Schaeffer fumbled after being blindsided on Tennessee's first series of the game, setting up a UNLV field goal. Otherwise, the freshmen made no major miscues.
Noting that he was ''even prouder of the mistakes they DIDN'T make than the big plays they DID make,'' Fulmer conceded that the play of the two rookies was ''about as good as you could hope for. I thought they handled themselves extremely well.''
Schaeffer, who directed the Vols' first two series, producing a touchdown on the second, admitted after the game he was ''real pumped'' during pregame festivities. But he also admitted he was more nervous about facing the press AFTER the game than he was about facing UNLV's defense DURING the game.
Tennessee's ground attack -- missing in action for most of 2002 and 2003 -- roared to life in support of the freshman QBs. Cedric Houston rushed 12 times for 97 yards before suffering an ankle injury that could knock him out of Game 2 vs. Florida on Sept. 18. Gerald Riggs added 13 carries for 79 yards and Corey Larkins chipped in nine carries for 49 yards. All told, Tennessee's rushing game produced 272 yards on 45 carries, a solid average of 6 yards per carry.
Vol receivers took some pressure off the freshman QBs, as well, snaring everything within reach and making some nice runs after the catch. Tony Brown led with three grabs for 35 yards. Chris Hannon added three for 33. C.J. Fayton caught two balls for 51 yards, including a 42-yard touchdown bomb from Ainge. Jayson Swain added two catches for 25 yards. Robert Meachem made just one catch but it was a 35-yard touchdown aerial from Schaeffer.
The offensive line and fullback Cory Anderson did a nice job protecting the quarterbacks, as well.
''I think the team around them lifted them up and made it pretty easy for them,'' Fulmer said. ''The receivers were where they were supposed to be and made good runs after the catch. The linemen allowed us to run the football and the running backs did really well.
''I don't think there was a whole lot of pressure for them (Ainge and Schaeffer) to win the game. They made the plays the system allowed them to make.''
Schaeffer's most impressive gain of the game may have been his shortest one. Hemmed in on a bootleg, he made two nifty cuts and broke three tackles on a one-yard scramble for the game's first touchdown.
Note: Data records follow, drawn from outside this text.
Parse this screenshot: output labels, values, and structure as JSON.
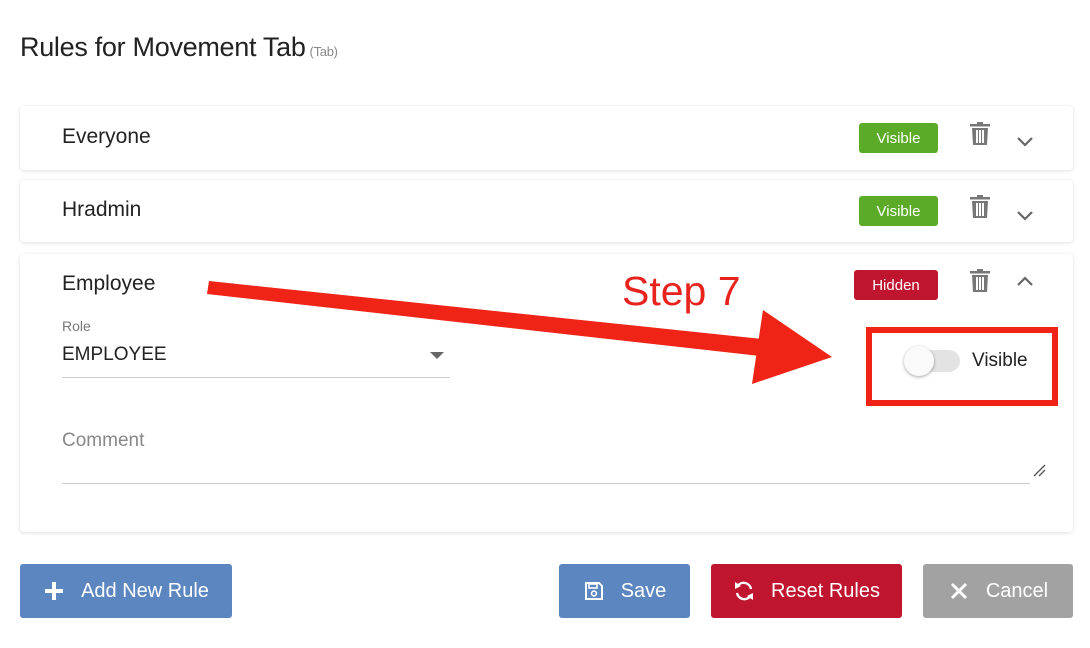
{
  "header": {
    "title": "Rules for Movement Tab",
    "subtitle": "(Tab)"
  },
  "rules": [
    {
      "name": "Everyone",
      "status": "Visible",
      "status_color": "#5cab28",
      "expanded": false
    },
    {
      "name": "Hradmin",
      "status": "Visible",
      "status_color": "#5cab28",
      "expanded": false
    },
    {
      "name": "Employee",
      "status": "Hidden",
      "status_color": "#c0152f",
      "expanded": true,
      "role_label": "Role",
      "role_value": "EMPLOYEE",
      "toggle_label": "Visible",
      "toggle_on": false,
      "comment_placeholder": "Comment"
    }
  ],
  "footer": {
    "add_label": "Add New Rule",
    "save_label": "Save",
    "reset_label": "Reset Rules",
    "cancel_label": "Cancel"
  },
  "annotation": {
    "text": "Step 7",
    "color": "#e8231d"
  },
  "icons": {
    "trash": "trash-icon",
    "chevron_down": "chevron-down-icon",
    "chevron_up": "chevron-up-icon",
    "plus": "plus-icon",
    "save": "floppy-disk-icon",
    "reset": "refresh-icon",
    "cancel": "close-icon"
  },
  "colors": {
    "primary": "#5b86c0",
    "danger": "#c0152f",
    "success": "#5cab28",
    "neutral": "#a2a2a2"
  }
}
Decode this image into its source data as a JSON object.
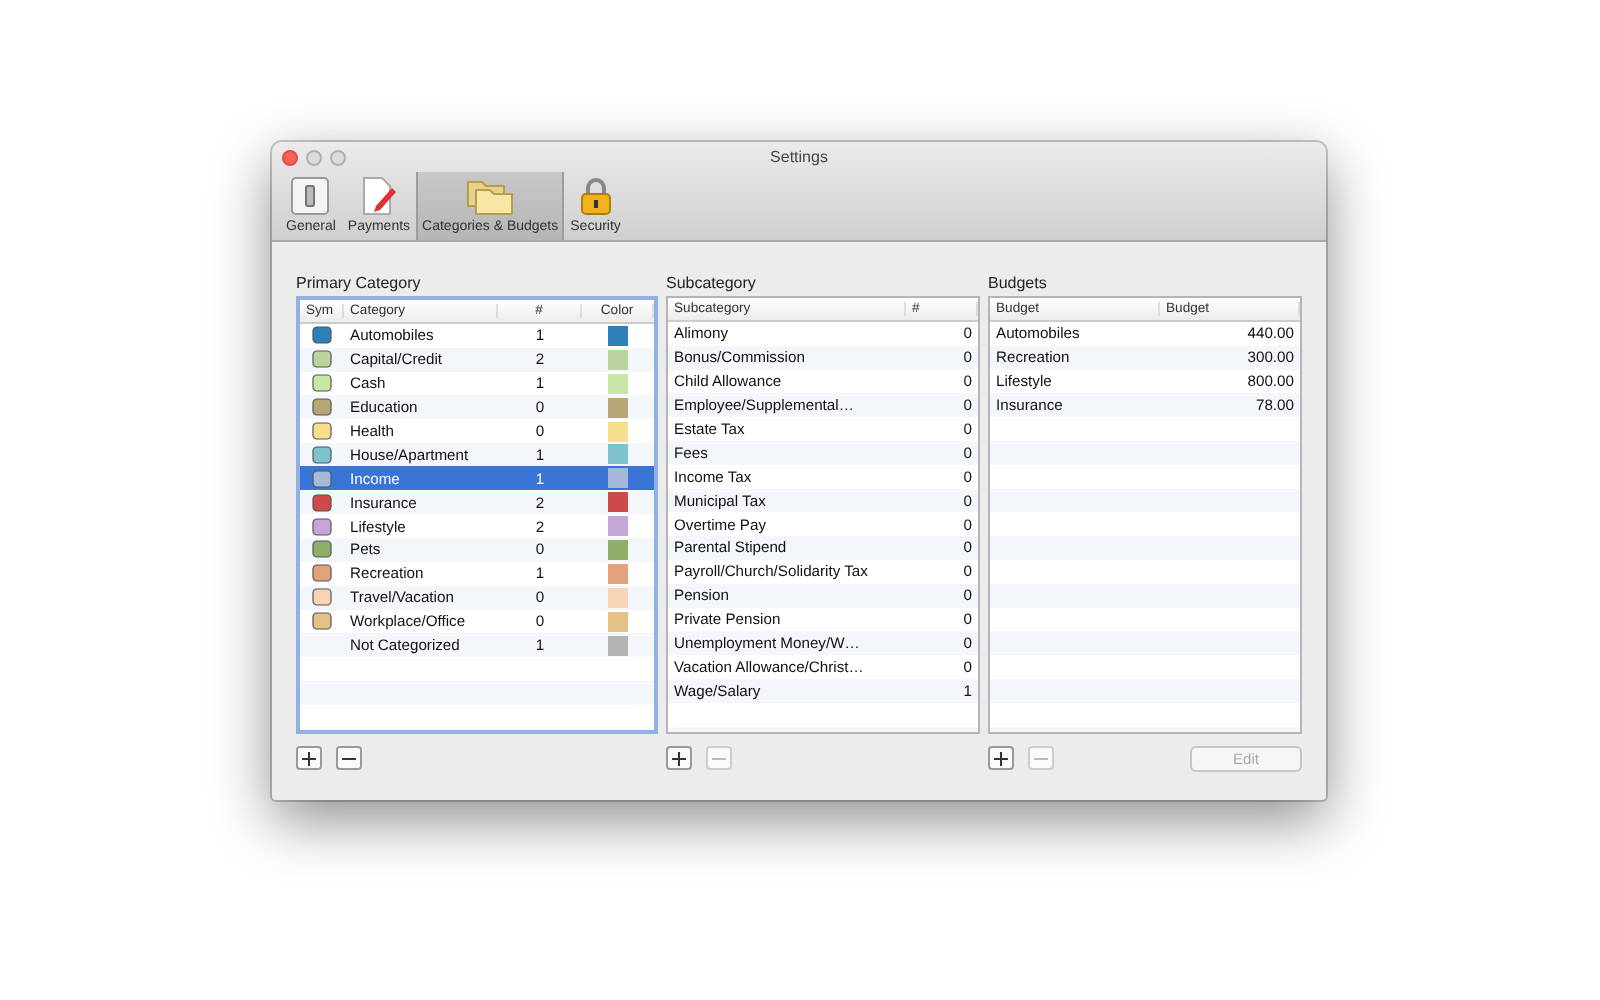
{
  "window": {
    "title": "Settings"
  },
  "toolbar": [
    {
      "label": "General",
      "kind": "general",
      "selected": false
    },
    {
      "label": "Payments",
      "kind": "payments",
      "selected": false
    },
    {
      "label": "Categories & Budgets",
      "kind": "folders",
      "selected": true
    },
    {
      "label": "Security",
      "kind": "lock",
      "selected": false
    }
  ],
  "primary": {
    "heading": "Primary Category",
    "columns": [
      "Sym",
      "Category",
      "#",
      "Color"
    ],
    "rows": [
      {
        "symbol": true,
        "name": "Automobiles",
        "count": "1",
        "color": "#2f7fb8",
        "selected": false
      },
      {
        "symbol": true,
        "name": "Capital/Credit",
        "count": "2",
        "color": "#bcd39e",
        "selected": false
      },
      {
        "symbol": true,
        "name": "Cash",
        "count": "1",
        "color": "#c9e6a4",
        "selected": false
      },
      {
        "symbol": true,
        "name": "Education",
        "count": "0",
        "color": "#b6a775",
        "selected": false
      },
      {
        "symbol": true,
        "name": "Health",
        "count": "0",
        "color": "#f7de8d",
        "selected": false
      },
      {
        "symbol": true,
        "name": "House/Apartment",
        "count": "1",
        "color": "#7fc3d0",
        "selected": false
      },
      {
        "symbol": true,
        "name": "Income",
        "count": "1",
        "color": "#a7b9d9",
        "selected": true
      },
      {
        "symbol": true,
        "name": "Insurance",
        "count": "2",
        "color": "#cd4a4a",
        "selected": false
      },
      {
        "symbol": true,
        "name": "Lifestyle",
        "count": "2",
        "color": "#c3a5d6",
        "selected": false
      },
      {
        "symbol": true,
        "name": "Pets",
        "count": "0",
        "color": "#8fae68",
        "selected": false
      },
      {
        "symbol": true,
        "name": "Recreation",
        "count": "1",
        "color": "#e3a27c",
        "selected": false
      },
      {
        "symbol": true,
        "name": "Travel/Vacation",
        "count": "0",
        "color": "#f6d4b5",
        "selected": false
      },
      {
        "symbol": true,
        "name": "Workplace/Office",
        "count": "0",
        "color": "#e4c286",
        "selected": false
      },
      {
        "symbol": false,
        "name": "Not Categorized",
        "count": "1",
        "color": "#b3b3b3",
        "selected": false
      }
    ],
    "add_disabled": false,
    "remove_disabled": false
  },
  "subcategory": {
    "heading": "Subcategory",
    "columns": [
      "Subcategory",
      "#"
    ],
    "rows": [
      {
        "name": "Alimony",
        "count": "0"
      },
      {
        "name": "Bonus/Commission",
        "count": "0"
      },
      {
        "name": "Child Allowance",
        "count": "0"
      },
      {
        "name": "Employee/Supplemental…",
        "count": "0"
      },
      {
        "name": "Estate Tax",
        "count": "0"
      },
      {
        "name": "Fees",
        "count": "0"
      },
      {
        "name": "Income Tax",
        "count": "0"
      },
      {
        "name": "Municipal Tax",
        "count": "0"
      },
      {
        "name": "Overtime Pay",
        "count": "0"
      },
      {
        "name": "Parental Stipend",
        "count": "0"
      },
      {
        "name": "Payroll/Church/Solidarity Tax",
        "count": "0"
      },
      {
        "name": "Pension",
        "count": "0"
      },
      {
        "name": "Private Pension",
        "count": "0"
      },
      {
        "name": "Unemployment Money/W…",
        "count": "0"
      },
      {
        "name": "Vacation Allowance/Christ…",
        "count": "0"
      },
      {
        "name": "Wage/Salary",
        "count": "1"
      }
    ],
    "add_disabled": false,
    "remove_disabled": true
  },
  "budgets": {
    "heading": "Budgets",
    "columns": [
      "Budget",
      "Budget"
    ],
    "rows": [
      {
        "name": "Automobiles",
        "amount": "440.00"
      },
      {
        "name": "Recreation",
        "amount": "300.00"
      },
      {
        "name": "Lifestyle",
        "amount": "800.00"
      },
      {
        "name": "Insurance",
        "amount": "78.00"
      }
    ],
    "add_disabled": false,
    "remove_disabled": true,
    "edit": {
      "label": "Edit",
      "disabled": true
    }
  }
}
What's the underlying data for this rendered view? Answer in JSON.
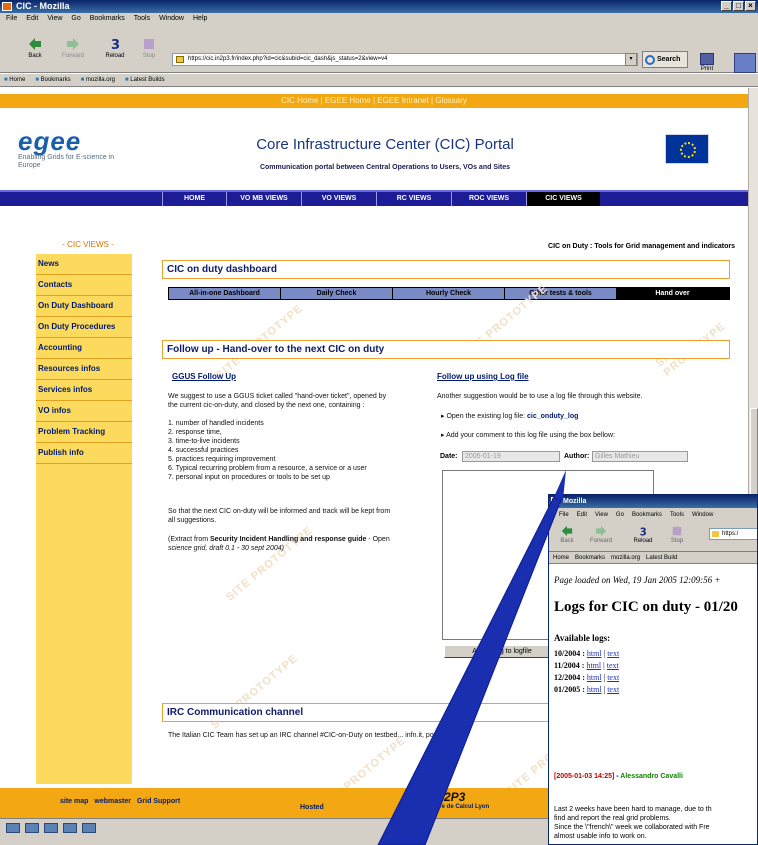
{
  "browser": {
    "window_title": "CIC - Mozilla",
    "window_controls": [
      "_",
      "□",
      "×"
    ],
    "menu": [
      "File",
      "Edit",
      "View",
      "Go",
      "Bookmarks",
      "Tools",
      "Window",
      "Help"
    ],
    "nav_buttons": {
      "back": "Back",
      "forward": "Forward",
      "reload": "Reload",
      "stop": "Stop",
      "search": "Search",
      "print": "Print"
    },
    "url": "https://cic.in2p3.fr/index.php?id=cic&subid=cic_dash&js_status=2&view=v4",
    "url_dropdown": "▾",
    "bookmarks": [
      "Home",
      "Bookmarks",
      "mozilla.org",
      "Latest Builds"
    ]
  },
  "page": {
    "top_links": "CIC Home | EGEE Home | EGEE Intranet | Glossary",
    "logo": {
      "name": "egee",
      "tagline": "Enabling Grids for E-science in Europe"
    },
    "title": "Core Infrastructure Center (CIC) Portal",
    "subtitle": "Communication portal between Central Operations to Users, VOs and Sites",
    "main_nav": [
      "HOME",
      "VO MB VIEWS",
      "VO VIEWS",
      "RC VIEWS",
      "ROC VIEWS",
      "CIC VIEWS"
    ],
    "main_nav_active": "CIC VIEWS",
    "sidebar_header": "- CIC VIEWS -",
    "sidebar": [
      "News",
      "Contacts",
      "On Duty Dashboard",
      "On Duty Procedures",
      "Accounting",
      "Resources infos",
      "Services infos",
      "VO infos",
      "Problem Tracking",
      "Publish info"
    ],
    "breadcrumb_right": "CIC on Duty : Tools for Grid management and indicators",
    "dashboard_title": "CIC on duty dashboard",
    "subtabs": [
      "All-in-one Dashboard",
      "Daily Check",
      "Hourly Check",
      "Other tests & tools",
      "Hand over"
    ],
    "subtab_active": "Hand over",
    "followup_title": "Follow up - Hand-over to the next CIC on duty",
    "ggus": {
      "heading": "GGUS Follow Up",
      "intro_1": "We suggest to use a GGUS ticket called \"hand-over ticket\", opened by",
      "intro_2": "the current cic-on-duty, and closed by the next one, containing :",
      "items": [
        "1. number of handled incidents",
        "2. response time,",
        "3. time-to-live incidents",
        "4. successful practices",
        "5. practices requiring improvement",
        "6. Typical recurring problem from a resource, a service or a user",
        "7. personal input on procedures or tools to be set up"
      ],
      "so_that_1": "So that the next CIC on-duty will be informed and track will be kept from",
      "so_that_2": "all suggestions.",
      "extract_1_pre": "(Extract from ",
      "extract_1_bold": "Security Incident Handling and response guide",
      "extract_1_post": " - Open",
      "extract_2": "science grid, draft 0.1 - 30 sept 2004)"
    },
    "logfile": {
      "heading": "Follow up using Log file",
      "intro": "Another suggestion would be to use a log file through this website.",
      "open_pre": "Open the existing log file: ",
      "open_link": "cic_onduty_log",
      "add": "Add your comment to this log file using the box bellow:",
      "date_label": "Date:",
      "date_value": "2005-01-19",
      "author_label": "Author:",
      "author_value": "Gilles Mathieu",
      "add_button": "Add ... log to logfile"
    },
    "watermark": "SITE PROTOTYPE",
    "irc_title": "IRC Communication channel",
    "irc_text": "The Italian CIC Team has set up an IRC channel #CIC-on-Duty on testbed... infn.it, port 6667",
    "footer_links": [
      "site map",
      "webmaster",
      "Grid Support"
    ],
    "footer_host": "Hosted",
    "footer_logo": "IN2P3",
    "footer_logo_sub": "Centre de Calcul Lyon"
  },
  "popup": {
    "title": "Mozilla",
    "menu": [
      "File",
      "Edit",
      "View",
      "Go",
      "Bookmarks",
      "Tools",
      "Window"
    ],
    "buttons": [
      "Back",
      "Forward",
      "Reload",
      "Stop"
    ],
    "url": "https:/",
    "bookmarks": [
      "Home",
      "Bookmarks",
      "mozilla.org",
      "Latest Build"
    ],
    "loaded": "Page loaded on Wed, 19 Jan 2005 12:09:56 +",
    "heading": "Logs for CIC on duty - 01/20",
    "available": "Available logs:",
    "logs": [
      {
        "period": "10/2004",
        "html": "html",
        "text": "text"
      },
      {
        "period": "11/2004",
        "html": "html",
        "text": "text"
      },
      {
        "period": "12/2004",
        "html": "html",
        "text": "text"
      },
      {
        "period": "01/2005",
        "html": "html",
        "text": "text"
      }
    ],
    "entry_time": "[2005-01-03 14:25]",
    "entry_sep": " - ",
    "entry_author": "Alessandro Cavalli",
    "entry_lines": [
      "Last 2 weeks have been hard to manage, due to th",
      "find and report the real grid problems.",
      "Since the \\\"french\\\" week we collaborated with Fre",
      "almost usable info to work on."
    ]
  }
}
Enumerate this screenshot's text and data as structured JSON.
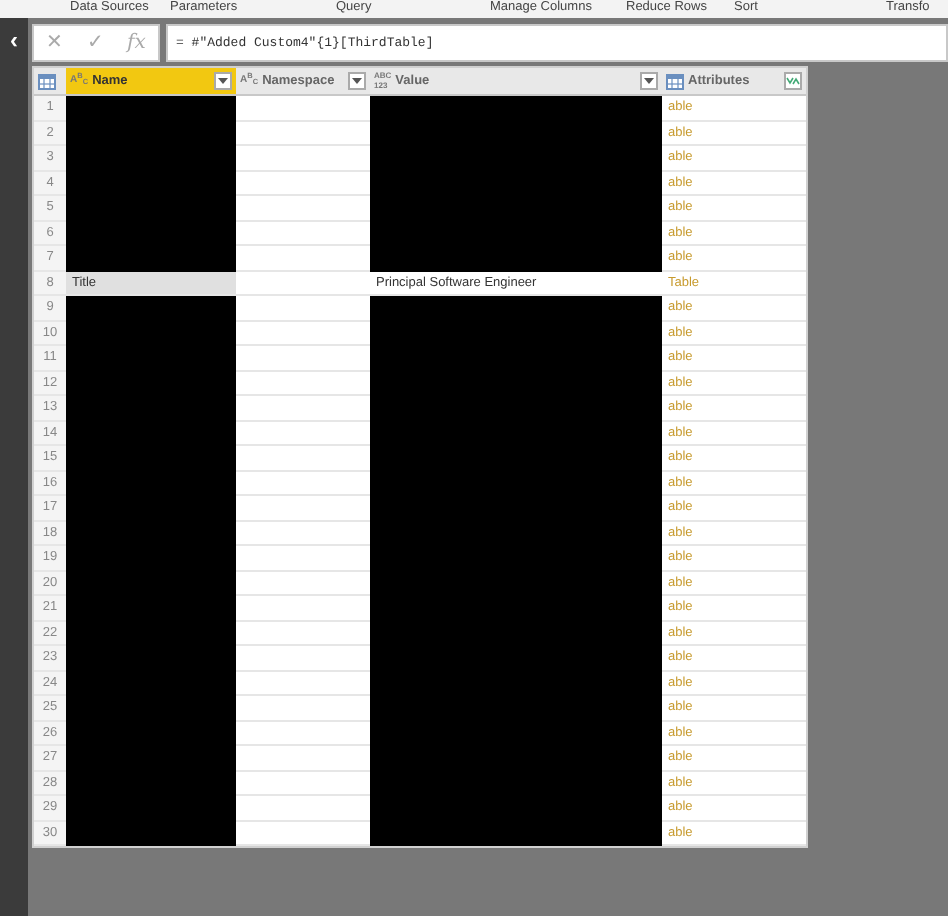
{
  "ribbon": [
    "Data Sources",
    "Parameters",
    "Query",
    "Manage Columns",
    "Reduce Rows",
    "Sort",
    "Transfo"
  ],
  "formula_bar": {
    "cancel": "✕",
    "commit": "✓",
    "fx": "fx",
    "formula": "= #\"Added Custom4\"{1}[ThirdTable]"
  },
  "collapse_button": "‹",
  "columns": [
    {
      "title": "Name",
      "kind": "text",
      "type_label": "A$^{B}$$_{C}$",
      "selected": true
    },
    {
      "title": "Namespace",
      "kind": "text",
      "type_label": "A$^{B}$$_{C}$",
      "selected": false
    },
    {
      "title": "Value",
      "kind": "any",
      "type_label": "ABC",
      "type_label_2": "123",
      "selected": false
    },
    {
      "title": "Attributes",
      "kind": "table",
      "selected": false
    }
  ],
  "rows": [
    {
      "index": "1",
      "name_redacted": true,
      "value_redacted": true,
      "attributes": "able",
      "selected": false
    },
    {
      "index": "2",
      "name_redacted": true,
      "value_redacted": true,
      "attributes": "able",
      "selected": false
    },
    {
      "index": "3",
      "name_redacted": true,
      "value_redacted": true,
      "attributes": "able",
      "selected": false
    },
    {
      "index": "4",
      "name_redacted": true,
      "value_redacted": true,
      "attributes": "able",
      "selected": false
    },
    {
      "index": "5",
      "name_redacted": true,
      "value_redacted": true,
      "attributes": "able",
      "selected": false
    },
    {
      "index": "6",
      "name_redacted": true,
      "value_redacted": true,
      "attributes": "able",
      "selected": false
    },
    {
      "index": "7",
      "name_redacted": true,
      "value_redacted": true,
      "attributes": "able",
      "selected": false
    },
    {
      "index": "8",
      "name": "Title",
      "value": "Principal Software Engineer",
      "attributes": "Table",
      "selected": true
    },
    {
      "index": "9",
      "name_redacted": true,
      "value_redacted": true,
      "attributes": "able",
      "selected": false
    },
    {
      "index": "10",
      "name_redacted": true,
      "value_redacted": true,
      "attributes": "able",
      "selected": false
    },
    {
      "index": "11",
      "name_redacted": true,
      "value_redacted": true,
      "attributes": "able",
      "selected": false
    },
    {
      "index": "12",
      "name_redacted": true,
      "value_redacted": true,
      "attributes": "able",
      "selected": false
    },
    {
      "index": "13",
      "name_redacted": true,
      "value_redacted": true,
      "attributes": "able",
      "selected": false
    },
    {
      "index": "14",
      "name_redacted": true,
      "value_redacted": true,
      "attributes": "able",
      "selected": false
    },
    {
      "index": "15",
      "name_redacted": true,
      "value_redacted": true,
      "attributes": "able",
      "selected": false
    },
    {
      "index": "16",
      "name_redacted": true,
      "value_redacted": true,
      "attributes": "able",
      "selected": false
    },
    {
      "index": "17",
      "name_redacted": true,
      "value_redacted": true,
      "attributes": "able",
      "selected": false
    },
    {
      "index": "18",
      "name_redacted": true,
      "value_redacted": true,
      "attributes": "able",
      "selected": false
    },
    {
      "index": "19",
      "name_redacted": true,
      "value_redacted": true,
      "attributes": "able",
      "selected": false
    },
    {
      "index": "20",
      "name_redacted": true,
      "value_redacted": true,
      "attributes": "able",
      "selected": false
    },
    {
      "index": "21",
      "name_redacted": true,
      "value_redacted": true,
      "attributes": "able",
      "selected": false
    },
    {
      "index": "22",
      "name_redacted": true,
      "value_redacted": true,
      "attributes": "able",
      "selected": false
    },
    {
      "index": "23",
      "name_redacted": true,
      "value_redacted": true,
      "attributes": "able",
      "selected": false
    },
    {
      "index": "24",
      "name_redacted": true,
      "value_redacted": true,
      "attributes": "able",
      "selected": false
    },
    {
      "index": "25",
      "name_redacted": true,
      "value_redacted": true,
      "attributes": "able",
      "selected": false
    },
    {
      "index": "26",
      "name_redacted": true,
      "value_redacted": true,
      "attributes": "able",
      "selected": false
    },
    {
      "index": "27",
      "name_redacted": true,
      "value_redacted": true,
      "attributes": "able",
      "selected": false
    },
    {
      "index": "28",
      "name_redacted": true,
      "value_redacted": true,
      "attributes": "able",
      "selected": false
    },
    {
      "index": "29",
      "name_redacted": true,
      "value_redacted": true,
      "attributes": "able",
      "selected": false
    },
    {
      "index": "30",
      "name_redacted": true,
      "value_redacted": true,
      "attributes": "able",
      "selected": false
    }
  ]
}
It ranks with the most electrifying one-yard runs in Vol history.
''That's the kind of thing he's been doing all fall,'' offensive coordinator Randy Sanders said. ''That's what we expect out of him.''
Fulmer recalled a recent comment from Vol defensive line coach Dan Brooks to the effect that it's better to let Schaeffer throw the ball ''because ain't nobody tackled him in the scrimmages yet anyway.''
Sanders protected his young QBs with some asute play-calling. He relied heavily on quick hitches, screens and fade routes that are relatively easy to throw and relatively difficult to intercept. The coordinator may have to call a few more challenging throws in Game 2 vs. Florida.
''We obviously can put together a plan that's a little harder, maybe more effective,'' he said, ''but it's hard to be much more effective than our offense played tonight.''
That's a fact. Tennessee piled up 513 yards of total offense. To put that in perspective, consider that the Vols crossed the 500-yard level just once in 13 games last fall (535 vs. hapless Mississippi State).
''I thought those guys did a great job,'' Sanders said, referring to Schaeffer and Ainge. ''But what the offensive line did, what the running backs did and the plays the receivers made ... that made their jobs a whole lot easier.''